Though there can be analogous of today’s mechanical components, the way in which both these categories are manufactured will be entirely in contrast to each other with regard to what we an call as the direction of manufacturing While today’s machines are manufactured by the top-bottom approach in which they are machined down from larger components or bulk of the component materials , nanomachines will be manufactured by the bottom-top approach where they are built atom by atom, placing the individual atoms precisely at the required positions.

No nanomachines in the true sense have yet been manufactured, although feasibility of producing several of them is confirmed by various means. The main difficulty lies in the inability of today’s handling facilities to account for manipulating such sub atomic particles. Producing them by means of chemical reactions is the most apt one for controlling atomic positions. Scientists have been able to obtain virtual machines by means of computer simulated chemical reactions and this proves their feasibility. The distance from actually making them will be bridged by finding way to control and predict the outcome of chemical reactions more quickly and precisely.

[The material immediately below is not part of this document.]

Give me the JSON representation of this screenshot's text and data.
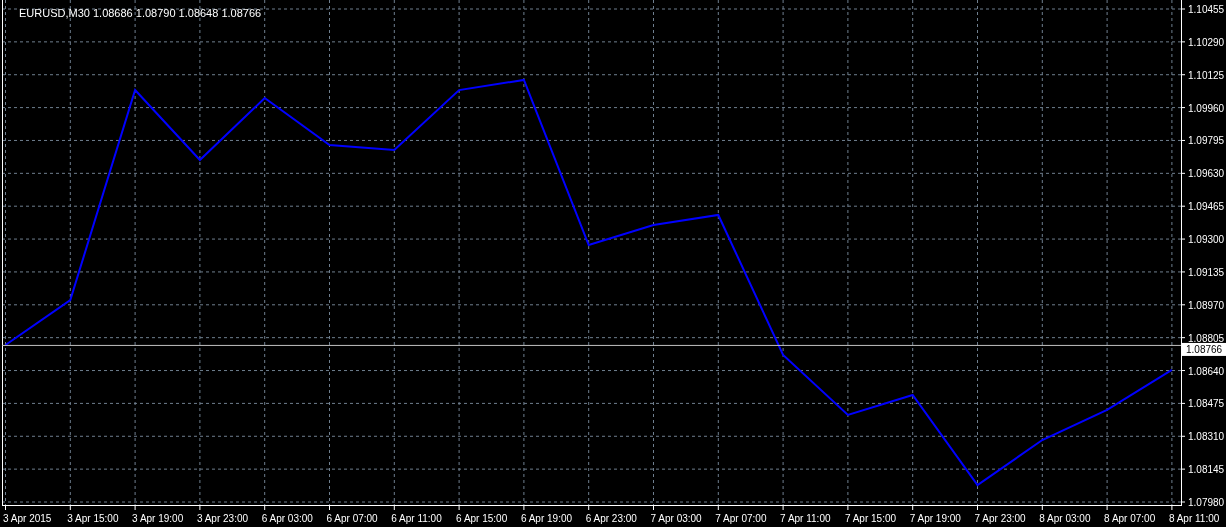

The present generation micromachines which fall in the category of nanomachnes in the sense that they are made by molecular technology are currently synthesized by means of chemical reactions. As of now, chemical synthesis is conducted almost exclusively in solution, where reagent molecules move by diffusion and encounter one another in random positions and orientations.
The prominent synthesizing techniques can be classified as follows-

1. Solution-phase synthesis
2. Enzymatic synthesis
3. Mechanosynthesis
4. Biosynthesis

Solution-phase synthesis poses familiar problems of reaction specificity. Although many small-molecule reactions proceed cleanly and have high yields, large molecules with many functional groups present multiple potential reaction sites and hence, can be converted into multiple products.

Although a spectrum of intermediate cases can be identified, enzymatic synthesis differs significantly from the standard solution-phase model. Enzymatic reactions begin with reagent binding, which places molecules in well-controlled positions and orientations. The resulting high effective concentrations resulting high reaction rates.